THE DATA START

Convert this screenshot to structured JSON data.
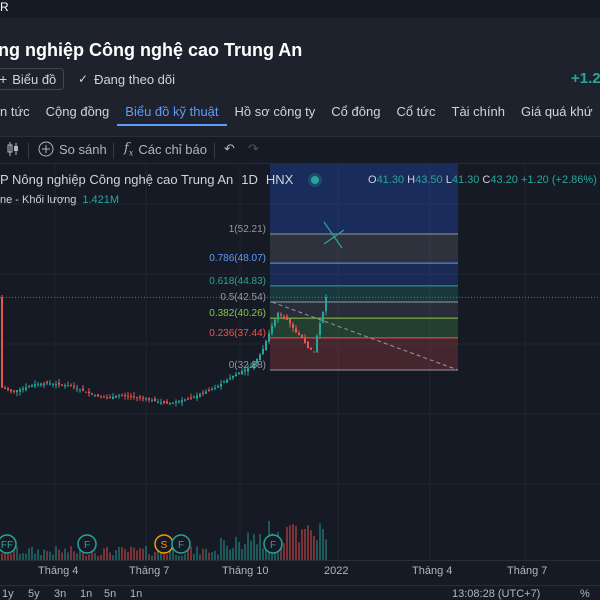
{
  "header": {
    "top_fragment": "R",
    "company_name": "ng nghiệp Công nghệ cao Trung An",
    "add_button_label": "Biểu đồ",
    "follow_label": "Đang theo dõi",
    "price_change": "+1.2"
  },
  "nav": {
    "tabs": [
      {
        "label": "n tức",
        "active": false
      },
      {
        "label": "Cộng đồng",
        "active": false
      },
      {
        "label": "Biểu đồ kỹ thuật",
        "active": true
      },
      {
        "label": "Hồ sơ công ty",
        "active": false
      },
      {
        "label": "Cổ đông",
        "active": false
      },
      {
        "label": "Cổ tức",
        "active": false
      },
      {
        "label": "Tài chính",
        "active": false
      },
      {
        "label": "Giá quá khứ",
        "active": false
      }
    ]
  },
  "toolbar": {
    "compare_label": "So sánh",
    "indicators_label": "Các chỉ báo",
    "fx_symbol": "f"
  },
  "legend": {
    "symbol_name": "P Nông nghiệp Công nghệ cao Trung An",
    "interval": "1D",
    "exchange": "HNX",
    "open_key": "O",
    "open": "41.30",
    "high_key": "H",
    "high": "43.50",
    "low_key": "L",
    "low": "41.30",
    "close_key": "C",
    "close": "43.20",
    "change": "+1.20 (+2.86%)",
    "volume_label": "ne - Khối lượng",
    "volume_value": "1.421M"
  },
  "chart_data": {
    "type": "candlestick",
    "fib_levels": [
      {
        "label": "1(52.21)",
        "ratio": 1,
        "price": 52.21,
        "color": "#9598a1"
      },
      {
        "label": "0.786(48.07)",
        "ratio": 0.786,
        "price": 48.07,
        "color": "#5c9bff"
      },
      {
        "label": "0.618(44.83)",
        "ratio": 0.618,
        "price": 44.83,
        "color": "#26a69a"
      },
      {
        "label": "0.5(42.54)",
        "ratio": 0.5,
        "price": 42.54,
        "color": "#9598a1"
      },
      {
        "label": "0.382(40.26)",
        "ratio": 0.382,
        "price": 40.26,
        "color": "#8bc34a"
      },
      {
        "label": "0.236(37.44)",
        "ratio": 0.236,
        "price": 37.44,
        "color": "#ef5350"
      },
      {
        "label": "0(32.88)",
        "ratio": 0,
        "price": 32.88,
        "color": "#9598a1"
      }
    ],
    "last_close": 43.2,
    "x_ticks": [
      "Tháng 4",
      "Tháng 7",
      "Tháng 10",
      "2022",
      "Tháng 4",
      "Tháng 7"
    ],
    "event_markers": [
      "FF",
      "F",
      "S",
      "F",
      "F"
    ]
  },
  "bottom": {
    "ranges": [
      "1y",
      "5y",
      "3n",
      "1n",
      "5n",
      "1n"
    ],
    "time": "13:08:28 (UTC+7)",
    "percent": "%"
  },
  "colors": {
    "up": "#26a69a",
    "down": "#ef5350",
    "accent": "#5c9bff"
  }
}
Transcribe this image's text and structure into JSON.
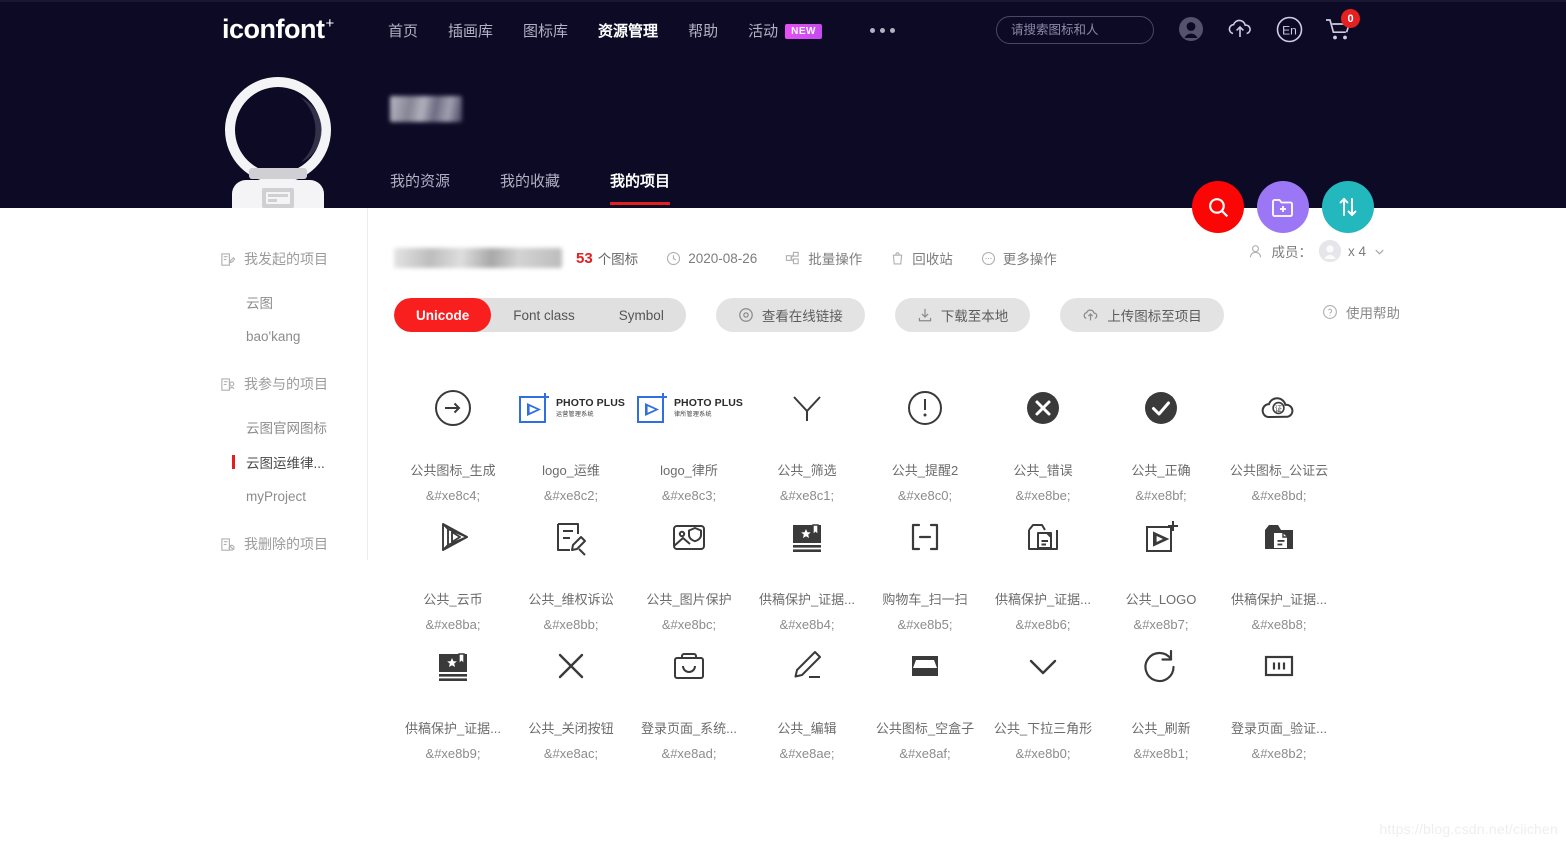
{
  "brand": {
    "name": "iconfont",
    "sup": "+"
  },
  "nav": {
    "links": [
      {
        "label": "首页",
        "active": false
      },
      {
        "label": "插画库",
        "active": false
      },
      {
        "label": "图标库",
        "active": false
      },
      {
        "label": "资源管理",
        "active": true
      },
      {
        "label": "帮助",
        "active": false
      },
      {
        "label": "活动",
        "active": false,
        "badge": "NEW"
      }
    ],
    "more_icon": "more-dots-icon"
  },
  "search": {
    "placeholder": "请搜索图标和人",
    "value": "",
    "icon": "search-icon"
  },
  "header_icons": [
    {
      "name": "user-avatar-icon"
    },
    {
      "name": "upload-cloud-icon"
    },
    {
      "name": "language-en-icon",
      "label": "En"
    },
    {
      "name": "shopping-cart-icon",
      "badge": "0"
    }
  ],
  "profile": {
    "avatar": "astronaut-helmet-avatar",
    "name_redacted": "",
    "tabs": [
      {
        "label": "我的资源",
        "active": false
      },
      {
        "label": "我的收藏",
        "active": false
      },
      {
        "label": "我的项目",
        "active": true
      }
    ]
  },
  "fabs": [
    {
      "name": "search-fab",
      "icon": "search-icon",
      "color": "#fb0505"
    },
    {
      "name": "new-project-fab",
      "icon": "folder-plus-icon",
      "color": "#9c77f5"
    },
    {
      "name": "sort-fab",
      "icon": "sort-updown-icon",
      "color": "#22b8bd"
    }
  ],
  "sidebar": {
    "groups": [
      {
        "label": "我发起的项目",
        "icon": "project-created-icon",
        "items": [
          {
            "label": "云图",
            "active": false
          },
          {
            "label": "bao'kang",
            "active": false
          }
        ]
      },
      {
        "label": "我参与的项目",
        "icon": "project-joined-icon",
        "items": [
          {
            "label": "云图官网图标",
            "active": false
          },
          {
            "label": "云图运维律...",
            "active": true
          },
          {
            "label": "myProject",
            "active": false
          }
        ]
      },
      {
        "label": "我删除的项目",
        "icon": "project-deleted-icon",
        "items": []
      }
    ]
  },
  "toolbar": {
    "project_title_redacted": "",
    "icon_count": "53",
    "icon_count_unit": "个图标",
    "date": "2020-08-26",
    "date_icon": "clock-icon",
    "batch_label": "批量操作",
    "batch_icon": "batch-icon",
    "recycle_label": "回收站",
    "recycle_icon": "trash-icon",
    "more_label": "更多操作",
    "more_icon": "ellipsis-circle-icon",
    "members_label": "成员：",
    "members_icon": "members-icon",
    "members_count": "x 4",
    "members_chevron": "chevron-down-icon"
  },
  "actionbar": {
    "segments": [
      {
        "label": "Unicode",
        "active": true
      },
      {
        "label": "Font class",
        "active": false
      },
      {
        "label": "Symbol",
        "active": false
      }
    ],
    "buttons": [
      {
        "label": "查看在线链接",
        "icon": "link-eye-icon"
      },
      {
        "label": "下载至本地",
        "icon": "download-icon"
      },
      {
        "label": "上传图标至项目",
        "icon": "upload-icon"
      }
    ],
    "help_label": "使用帮助",
    "help_icon": "question-circle-icon"
  },
  "icons": [
    {
      "art": "arrow-right-circle-icon",
      "name": "公共图标_生成",
      "code": "&#xe8c4;"
    },
    {
      "art": "photo-plus-logo",
      "logo_title": "PHOTO PLUS",
      "logo_sub": "运营管理系统",
      "name": "logo_运维",
      "code": "&#xe8c2;"
    },
    {
      "art": "photo-plus-logo",
      "logo_title": "PHOTO PLUS",
      "logo_sub": "律所管理系统",
      "name": "logo_律所",
      "code": "&#xe8c3;"
    },
    {
      "art": "filter-funnel-icon",
      "name": "公共_筛选",
      "code": "&#xe8c1;"
    },
    {
      "art": "exclamation-circle-icon",
      "name": "公共_提醒2",
      "code": "&#xe8c0;"
    },
    {
      "art": "close-circle-filled-icon",
      "name": "公共_错误",
      "code": "&#xe8be;"
    },
    {
      "art": "check-circle-filled-icon",
      "name": "公共_正确",
      "code": "&#xe8bf;"
    },
    {
      "art": "cloud-notary-icon",
      "name": "公共图标_公证云",
      "code": "&#xe8bd;"
    },
    {
      "art": "play-3d-icon",
      "name": "公共_云币",
      "code": "&#xe8ba;"
    },
    {
      "art": "doc-edit-icon",
      "name": "公共_维权诉讼",
      "code": "&#xe8bb;"
    },
    {
      "art": "image-shield-icon",
      "name": "公共_图片保护",
      "code": "&#xe8bc;"
    },
    {
      "art": "book-star-filled-icon",
      "name": "供稿保护_证据...",
      "code": "&#xe8b4;"
    },
    {
      "art": "bracket-minus-icon",
      "name": "购物车_扫一扫",
      "code": "&#xe8b5;"
    },
    {
      "art": "folder-doc-icon",
      "name": "供稿保护_证据...",
      "code": "&#xe8b6;"
    },
    {
      "art": "logo-play-plus-icon",
      "name": "公共_LOGO",
      "code": "&#xe8b7;"
    },
    {
      "art": "folder-doc-filled-icon",
      "name": "供稿保护_证据...",
      "code": "&#xe8b8;"
    },
    {
      "art": "book-star-filled-icon",
      "name": "供稿保护_证据...",
      "code": "&#xe8b9;"
    },
    {
      "art": "close-x-icon",
      "name": "公共_关闭按钮",
      "code": "&#xe8ac;"
    },
    {
      "art": "briefcase-icon",
      "name": "登录页面_系统...",
      "code": "&#xe8ad;"
    },
    {
      "art": "pencil-edit-icon",
      "name": "公共_编辑",
      "code": "&#xe8ae;"
    },
    {
      "art": "empty-box-filled-icon",
      "name": "公共图标_空盒子",
      "code": "&#xe8af;"
    },
    {
      "art": "chevron-down-icon",
      "name": "公共_下拉三角形",
      "code": "&#xe8b0;"
    },
    {
      "art": "refresh-icon",
      "name": "公共_刷新",
      "code": "&#xe8b1;"
    },
    {
      "art": "captcha-icon",
      "name": "登录页面_验证...",
      "code": "&#xe8b2;"
    }
  ],
  "watermark": "https://blog.csdn.net/ciichen"
}
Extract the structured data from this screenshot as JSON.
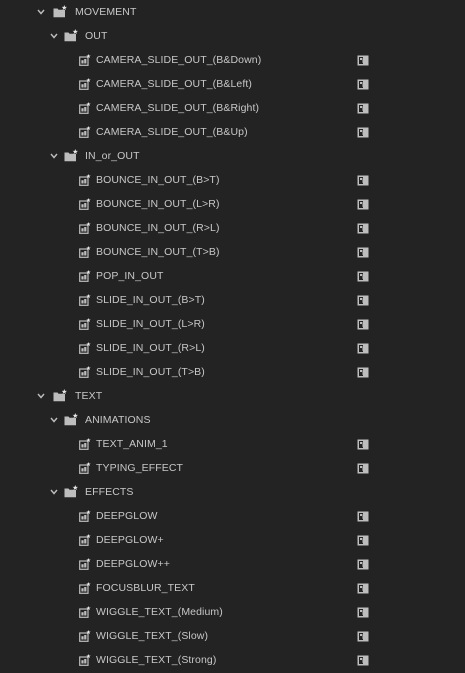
{
  "effects_tree": [
    {
      "type": "bin",
      "label": "MOVEMENT",
      "level": 0,
      "expanded": true
    },
    {
      "type": "bin",
      "label": "OUT",
      "level": 1,
      "expanded": true
    },
    {
      "type": "preset",
      "label": "CAMERA_SLIDE_OUT_(B&Down)"
    },
    {
      "type": "preset",
      "label": "CAMERA_SLIDE_OUT_(B&Left)"
    },
    {
      "type": "preset",
      "label": "CAMERA_SLIDE_OUT_(B&Right)"
    },
    {
      "type": "preset",
      "label": "CAMERA_SLIDE_OUT_(B&Up)"
    },
    {
      "type": "bin",
      "label": "IN_or_OUT",
      "level": 1,
      "expanded": true
    },
    {
      "type": "preset",
      "label": "BOUNCE_IN_OUT_(B>T)"
    },
    {
      "type": "preset",
      "label": "BOUNCE_IN_OUT_(L>R)"
    },
    {
      "type": "preset",
      "label": "BOUNCE_IN_OUT_(R>L)"
    },
    {
      "type": "preset",
      "label": "BOUNCE_IN_OUT_(T>B)"
    },
    {
      "type": "preset",
      "label": "POP_IN_OUT"
    },
    {
      "type": "preset",
      "label": "SLIDE_IN_OUT_(B>T)"
    },
    {
      "type": "preset",
      "label": "SLIDE_IN_OUT_(L>R)"
    },
    {
      "type": "preset",
      "label": "SLIDE_IN_OUT_(R>L)"
    },
    {
      "type": "preset",
      "label": "SLIDE_IN_OUT_(T>B)"
    },
    {
      "type": "bin",
      "label": "TEXT",
      "level": 0,
      "expanded": true
    },
    {
      "type": "bin",
      "label": "ANIMATIONS",
      "level": 1,
      "expanded": true
    },
    {
      "type": "preset",
      "label": "TEXT_ANIM_1"
    },
    {
      "type": "preset",
      "label": "TYPING_EFFECT"
    },
    {
      "type": "bin",
      "label": "EFFECTS",
      "level": 1,
      "expanded": true
    },
    {
      "type": "preset",
      "label": "DEEPGLOW"
    },
    {
      "type": "preset",
      "label": "DEEPGLOW+"
    },
    {
      "type": "preset",
      "label": "DEEPGLOW++"
    },
    {
      "type": "preset",
      "label": "FOCUSBLUR_TEXT"
    },
    {
      "type": "preset",
      "label": "WIGGLE_TEXT_(Medium)"
    },
    {
      "type": "preset",
      "label": "WIGGLE_TEXT_(Slow)"
    },
    {
      "type": "preset",
      "label": "WIGGLE_TEXT_(Strong)"
    }
  ],
  "icons": {
    "expanded": "chevron-down-icon",
    "bin": "preset-bin-icon",
    "preset": "effect-preset-icon",
    "apply": "accelerated-effect-icon"
  },
  "colors": {
    "background": "#232323",
    "text": "#c8c8c8",
    "icon": "#bdbdbd"
  }
}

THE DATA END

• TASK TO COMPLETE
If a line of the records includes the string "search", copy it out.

• TASK SOLUTION
  "search": {
    "icon": "search-icon"
      "name": "search-fab",
      "icon": "search-icon",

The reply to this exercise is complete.